Can anyone tell me the best way to root stem plants? I have some Bacopa caroliniana and Hygrophilia corymbosa, both of which I was told would be easy plants and do well in my tank, however they are both rotting from the bottom up! Both of them came with just the stems, no roots, and I think that might be the problem. They are currently floating on the top of my tank because I have a feeling I just fail at planting or something - I was pushing them into my substrate (eco-complete) and surrounding them with rocks to hold them in place, but now they are dying. The TOPS of the plants look okay, just the bottoms are totally melted and no roots have formed.
I know I could attach plant weights to the stems and just let them sit on the bottom of the tank until they root, but I don't feel comfortable putting anything metal into my tank, hence trying to use the rocks...
Not that I've had great luck either, but when I have bought the stem plants, they come with flexible weights wrapped around the base of the bunch. I inquired and found that these weights do not contain any metal, so you could perhaps reshape and resposition them to just hold the plants down? I'll probably try that next time I buy a bunch. My most recent purchase, I just got the mini-potted ones.
I wouldn't have disposed of the weights till they plants showed some form of growth.
Also one of the negatives with eco-complete is if you're too forceful with planting.... you can easily suffocate the stems. Before you plant it into the eco-c, there should be some form of root system otherwise, you end up cutting off the circulation of the that section and it will brown up & decay.

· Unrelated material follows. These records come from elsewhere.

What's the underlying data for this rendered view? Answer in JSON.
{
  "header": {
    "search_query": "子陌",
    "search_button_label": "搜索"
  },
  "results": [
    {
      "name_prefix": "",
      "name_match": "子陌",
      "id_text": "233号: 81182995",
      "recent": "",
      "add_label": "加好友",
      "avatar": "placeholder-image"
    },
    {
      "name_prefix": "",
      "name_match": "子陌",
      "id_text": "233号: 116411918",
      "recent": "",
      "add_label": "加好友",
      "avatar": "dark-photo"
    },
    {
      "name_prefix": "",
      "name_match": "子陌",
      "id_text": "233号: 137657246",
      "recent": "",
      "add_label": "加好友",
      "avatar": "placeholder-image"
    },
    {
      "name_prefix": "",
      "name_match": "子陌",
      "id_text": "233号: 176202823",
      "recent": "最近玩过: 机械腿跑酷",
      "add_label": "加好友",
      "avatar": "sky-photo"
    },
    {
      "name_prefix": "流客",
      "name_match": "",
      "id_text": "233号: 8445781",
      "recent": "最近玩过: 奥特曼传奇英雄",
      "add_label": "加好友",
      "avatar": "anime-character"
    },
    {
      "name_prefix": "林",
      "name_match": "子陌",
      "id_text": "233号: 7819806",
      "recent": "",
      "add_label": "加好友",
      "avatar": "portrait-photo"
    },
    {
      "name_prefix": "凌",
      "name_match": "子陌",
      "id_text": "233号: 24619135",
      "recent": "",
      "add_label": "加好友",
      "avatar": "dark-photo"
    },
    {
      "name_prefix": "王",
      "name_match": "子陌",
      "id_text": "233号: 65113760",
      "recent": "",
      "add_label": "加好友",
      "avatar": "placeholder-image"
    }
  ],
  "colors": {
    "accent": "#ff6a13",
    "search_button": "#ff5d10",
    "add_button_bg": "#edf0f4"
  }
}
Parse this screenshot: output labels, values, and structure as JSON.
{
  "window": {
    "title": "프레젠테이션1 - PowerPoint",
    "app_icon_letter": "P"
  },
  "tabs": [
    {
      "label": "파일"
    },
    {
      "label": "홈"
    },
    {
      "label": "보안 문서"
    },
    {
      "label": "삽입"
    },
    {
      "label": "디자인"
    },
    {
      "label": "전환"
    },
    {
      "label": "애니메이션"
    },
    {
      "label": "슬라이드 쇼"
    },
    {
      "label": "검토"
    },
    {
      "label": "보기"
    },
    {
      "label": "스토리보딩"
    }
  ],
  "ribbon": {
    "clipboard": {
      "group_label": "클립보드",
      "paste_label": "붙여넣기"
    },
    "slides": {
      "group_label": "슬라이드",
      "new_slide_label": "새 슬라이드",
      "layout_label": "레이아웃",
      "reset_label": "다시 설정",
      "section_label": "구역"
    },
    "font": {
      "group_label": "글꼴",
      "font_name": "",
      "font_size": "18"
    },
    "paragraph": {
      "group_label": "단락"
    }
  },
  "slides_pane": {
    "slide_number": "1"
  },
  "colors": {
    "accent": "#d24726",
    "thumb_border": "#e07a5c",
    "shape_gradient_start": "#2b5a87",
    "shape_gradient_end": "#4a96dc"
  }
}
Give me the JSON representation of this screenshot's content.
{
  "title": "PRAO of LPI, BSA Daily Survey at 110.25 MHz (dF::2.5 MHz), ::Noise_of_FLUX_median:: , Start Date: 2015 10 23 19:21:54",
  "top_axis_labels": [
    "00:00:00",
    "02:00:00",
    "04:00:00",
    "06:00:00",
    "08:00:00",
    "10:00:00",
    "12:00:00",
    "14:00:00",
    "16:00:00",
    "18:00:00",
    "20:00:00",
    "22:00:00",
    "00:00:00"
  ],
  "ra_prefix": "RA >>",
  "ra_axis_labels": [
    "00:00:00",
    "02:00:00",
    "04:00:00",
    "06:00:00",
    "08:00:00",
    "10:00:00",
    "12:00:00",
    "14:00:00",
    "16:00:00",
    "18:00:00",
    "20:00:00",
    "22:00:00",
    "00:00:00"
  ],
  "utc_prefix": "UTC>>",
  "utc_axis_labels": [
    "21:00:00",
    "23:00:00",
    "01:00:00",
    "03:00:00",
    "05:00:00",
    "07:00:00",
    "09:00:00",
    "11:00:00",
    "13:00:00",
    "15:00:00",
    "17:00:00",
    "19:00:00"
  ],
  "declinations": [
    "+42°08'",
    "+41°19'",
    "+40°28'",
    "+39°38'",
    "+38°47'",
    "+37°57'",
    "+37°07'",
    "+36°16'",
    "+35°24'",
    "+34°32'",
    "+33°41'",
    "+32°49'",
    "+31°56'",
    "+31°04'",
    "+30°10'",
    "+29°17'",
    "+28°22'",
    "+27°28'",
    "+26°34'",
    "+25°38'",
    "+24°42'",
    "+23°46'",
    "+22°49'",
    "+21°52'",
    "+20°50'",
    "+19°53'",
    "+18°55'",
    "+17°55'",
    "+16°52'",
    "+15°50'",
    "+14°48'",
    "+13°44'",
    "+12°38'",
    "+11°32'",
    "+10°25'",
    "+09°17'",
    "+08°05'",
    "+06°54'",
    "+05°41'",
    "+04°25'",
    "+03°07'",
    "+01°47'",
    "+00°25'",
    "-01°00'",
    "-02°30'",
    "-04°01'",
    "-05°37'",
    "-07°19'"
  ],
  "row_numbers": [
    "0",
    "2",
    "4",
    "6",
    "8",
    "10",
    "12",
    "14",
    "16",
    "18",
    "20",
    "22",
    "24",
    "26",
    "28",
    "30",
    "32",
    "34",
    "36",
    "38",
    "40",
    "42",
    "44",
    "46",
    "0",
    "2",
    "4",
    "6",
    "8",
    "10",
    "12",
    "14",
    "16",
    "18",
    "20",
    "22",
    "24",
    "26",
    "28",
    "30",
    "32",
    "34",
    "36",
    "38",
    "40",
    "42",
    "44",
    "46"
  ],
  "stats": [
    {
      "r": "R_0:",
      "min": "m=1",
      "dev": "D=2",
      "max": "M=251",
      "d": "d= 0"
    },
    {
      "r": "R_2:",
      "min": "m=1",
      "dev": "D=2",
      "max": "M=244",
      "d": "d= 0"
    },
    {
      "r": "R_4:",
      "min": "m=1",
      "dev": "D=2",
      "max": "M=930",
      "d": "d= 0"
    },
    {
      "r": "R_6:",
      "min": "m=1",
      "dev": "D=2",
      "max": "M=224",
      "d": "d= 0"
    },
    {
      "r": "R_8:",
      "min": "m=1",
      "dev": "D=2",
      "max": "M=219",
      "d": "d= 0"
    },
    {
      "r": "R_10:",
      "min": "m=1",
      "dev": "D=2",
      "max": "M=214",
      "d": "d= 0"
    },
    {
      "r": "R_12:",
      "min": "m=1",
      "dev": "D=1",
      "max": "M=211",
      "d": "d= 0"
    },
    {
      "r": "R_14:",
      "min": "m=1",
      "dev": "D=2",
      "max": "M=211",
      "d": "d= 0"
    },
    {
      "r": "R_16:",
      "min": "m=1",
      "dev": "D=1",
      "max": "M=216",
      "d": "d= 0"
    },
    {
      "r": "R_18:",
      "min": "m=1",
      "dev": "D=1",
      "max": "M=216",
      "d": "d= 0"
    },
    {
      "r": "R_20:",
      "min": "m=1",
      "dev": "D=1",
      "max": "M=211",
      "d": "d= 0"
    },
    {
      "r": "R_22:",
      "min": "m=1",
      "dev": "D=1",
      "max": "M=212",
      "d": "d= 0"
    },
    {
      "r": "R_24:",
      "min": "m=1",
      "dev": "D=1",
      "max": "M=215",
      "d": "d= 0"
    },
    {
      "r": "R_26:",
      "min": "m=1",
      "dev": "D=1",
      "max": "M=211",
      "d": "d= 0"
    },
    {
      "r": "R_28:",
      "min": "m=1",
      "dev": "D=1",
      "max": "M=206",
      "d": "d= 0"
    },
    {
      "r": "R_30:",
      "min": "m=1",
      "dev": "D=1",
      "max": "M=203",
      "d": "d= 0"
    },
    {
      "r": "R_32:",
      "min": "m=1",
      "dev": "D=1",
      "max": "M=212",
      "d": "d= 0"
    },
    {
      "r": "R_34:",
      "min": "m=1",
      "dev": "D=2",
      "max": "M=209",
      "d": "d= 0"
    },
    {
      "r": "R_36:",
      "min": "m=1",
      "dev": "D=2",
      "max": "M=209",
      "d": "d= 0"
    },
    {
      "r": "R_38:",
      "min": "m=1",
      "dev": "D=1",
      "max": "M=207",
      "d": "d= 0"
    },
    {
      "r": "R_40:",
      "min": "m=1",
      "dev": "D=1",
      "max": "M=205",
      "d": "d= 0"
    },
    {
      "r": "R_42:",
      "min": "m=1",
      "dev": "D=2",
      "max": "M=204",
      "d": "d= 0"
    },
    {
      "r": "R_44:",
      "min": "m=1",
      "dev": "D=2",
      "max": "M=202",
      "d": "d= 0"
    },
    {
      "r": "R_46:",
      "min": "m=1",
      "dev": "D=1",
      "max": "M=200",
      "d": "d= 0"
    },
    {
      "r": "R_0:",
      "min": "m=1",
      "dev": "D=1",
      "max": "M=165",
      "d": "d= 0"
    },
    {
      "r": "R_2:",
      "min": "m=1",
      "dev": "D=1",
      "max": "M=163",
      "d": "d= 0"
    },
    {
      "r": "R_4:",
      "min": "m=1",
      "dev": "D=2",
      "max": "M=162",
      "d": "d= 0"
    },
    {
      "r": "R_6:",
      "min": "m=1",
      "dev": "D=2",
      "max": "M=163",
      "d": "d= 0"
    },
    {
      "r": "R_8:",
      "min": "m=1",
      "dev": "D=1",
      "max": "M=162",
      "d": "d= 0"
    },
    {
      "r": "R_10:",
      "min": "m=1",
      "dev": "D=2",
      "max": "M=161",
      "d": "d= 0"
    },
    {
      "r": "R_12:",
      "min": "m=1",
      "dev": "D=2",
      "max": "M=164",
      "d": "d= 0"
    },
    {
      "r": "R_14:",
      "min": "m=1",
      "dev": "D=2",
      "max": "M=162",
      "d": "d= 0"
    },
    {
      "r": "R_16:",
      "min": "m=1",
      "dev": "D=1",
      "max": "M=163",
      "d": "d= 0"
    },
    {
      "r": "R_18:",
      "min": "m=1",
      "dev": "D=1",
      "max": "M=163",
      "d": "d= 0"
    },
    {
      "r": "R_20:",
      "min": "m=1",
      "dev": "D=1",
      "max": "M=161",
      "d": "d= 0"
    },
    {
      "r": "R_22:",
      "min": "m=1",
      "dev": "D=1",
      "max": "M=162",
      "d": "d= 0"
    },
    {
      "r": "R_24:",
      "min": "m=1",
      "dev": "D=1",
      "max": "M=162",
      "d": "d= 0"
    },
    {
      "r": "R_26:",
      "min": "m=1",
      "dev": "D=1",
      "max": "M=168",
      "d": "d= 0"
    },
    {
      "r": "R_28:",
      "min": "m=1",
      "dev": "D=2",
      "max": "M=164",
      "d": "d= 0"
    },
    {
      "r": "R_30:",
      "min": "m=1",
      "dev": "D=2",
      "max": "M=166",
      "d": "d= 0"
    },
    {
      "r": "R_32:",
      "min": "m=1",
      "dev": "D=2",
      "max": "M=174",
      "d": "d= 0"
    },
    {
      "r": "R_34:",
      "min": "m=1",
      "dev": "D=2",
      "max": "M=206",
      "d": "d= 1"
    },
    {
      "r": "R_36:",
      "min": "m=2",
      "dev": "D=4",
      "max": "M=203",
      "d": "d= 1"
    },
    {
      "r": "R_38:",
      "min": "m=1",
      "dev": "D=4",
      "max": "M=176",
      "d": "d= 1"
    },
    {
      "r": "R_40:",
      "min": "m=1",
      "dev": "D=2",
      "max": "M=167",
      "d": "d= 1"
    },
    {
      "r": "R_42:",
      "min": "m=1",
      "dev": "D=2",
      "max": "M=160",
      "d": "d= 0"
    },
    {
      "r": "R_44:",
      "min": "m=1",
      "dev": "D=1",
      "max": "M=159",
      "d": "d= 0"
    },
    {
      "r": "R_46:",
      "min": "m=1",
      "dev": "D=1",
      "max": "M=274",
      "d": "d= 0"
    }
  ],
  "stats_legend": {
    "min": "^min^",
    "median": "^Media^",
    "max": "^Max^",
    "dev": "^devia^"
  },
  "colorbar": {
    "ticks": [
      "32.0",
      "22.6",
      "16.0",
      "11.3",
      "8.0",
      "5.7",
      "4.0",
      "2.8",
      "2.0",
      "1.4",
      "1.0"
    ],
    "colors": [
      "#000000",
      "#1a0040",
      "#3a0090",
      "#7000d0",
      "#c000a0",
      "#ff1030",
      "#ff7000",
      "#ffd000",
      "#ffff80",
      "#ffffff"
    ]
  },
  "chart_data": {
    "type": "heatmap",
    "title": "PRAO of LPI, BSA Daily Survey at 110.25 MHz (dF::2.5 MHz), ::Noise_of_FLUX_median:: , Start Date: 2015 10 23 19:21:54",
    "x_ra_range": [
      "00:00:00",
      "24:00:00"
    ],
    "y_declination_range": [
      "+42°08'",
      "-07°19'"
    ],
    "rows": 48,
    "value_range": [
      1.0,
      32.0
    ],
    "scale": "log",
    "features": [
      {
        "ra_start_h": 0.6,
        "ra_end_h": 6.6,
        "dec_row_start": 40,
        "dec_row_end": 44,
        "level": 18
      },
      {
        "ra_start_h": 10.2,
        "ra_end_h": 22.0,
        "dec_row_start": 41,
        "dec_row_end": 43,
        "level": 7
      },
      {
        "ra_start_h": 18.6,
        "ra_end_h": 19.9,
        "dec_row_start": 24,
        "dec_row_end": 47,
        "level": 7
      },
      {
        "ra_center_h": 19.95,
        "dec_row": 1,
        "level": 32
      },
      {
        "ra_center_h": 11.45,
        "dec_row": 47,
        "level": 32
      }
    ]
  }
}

Move what's left of your plants, closer to the light. Hopefully the bettas won't chew on the decaying stems and make matters worse. Hopefully you'll see some roots start to form.
Did you manage to get any shelled hitchhikers from this plant order?
As for the plants that are doing well, DON'T touch them.
I have all the stems floating, I removed all the decaying pieces. So far the girls are leaving them alone.
This is my first planted tank, so I really had no idea what I was doing when it came to planting them. The ones that had roots (with the exception of anacharis) I made sure to leave the crown above the susbtrate and I haven't touched them. Obvious growth on anacharis and banana plant, crypts are totally melted (leaves, roots look healthy), vals and amazon sword look good. Dwarf four leaf clover is hanging in there, but I'm not really expecting it to live.
Some plants are finicky and must adjust to your tank. I have had stems that have gone to mush, I have found that some stems will do this all the time or it will be the weak plants. I have found that, getting plants from the best place can help a bit as they will be in much better condition and can make the adaption better. Best thing is to get all the dead part off and just wait it out. You may toss out none, half, or all. It sucks but it does happen.
For now I would float it near the light, the plants may be getting used to the new water too and will most likely bounce back in a few weeks. My hornwort did the same thing when I introduced it and I almost lost all of it, but after floating it near the light it is now growing really fast and has greened up a lot!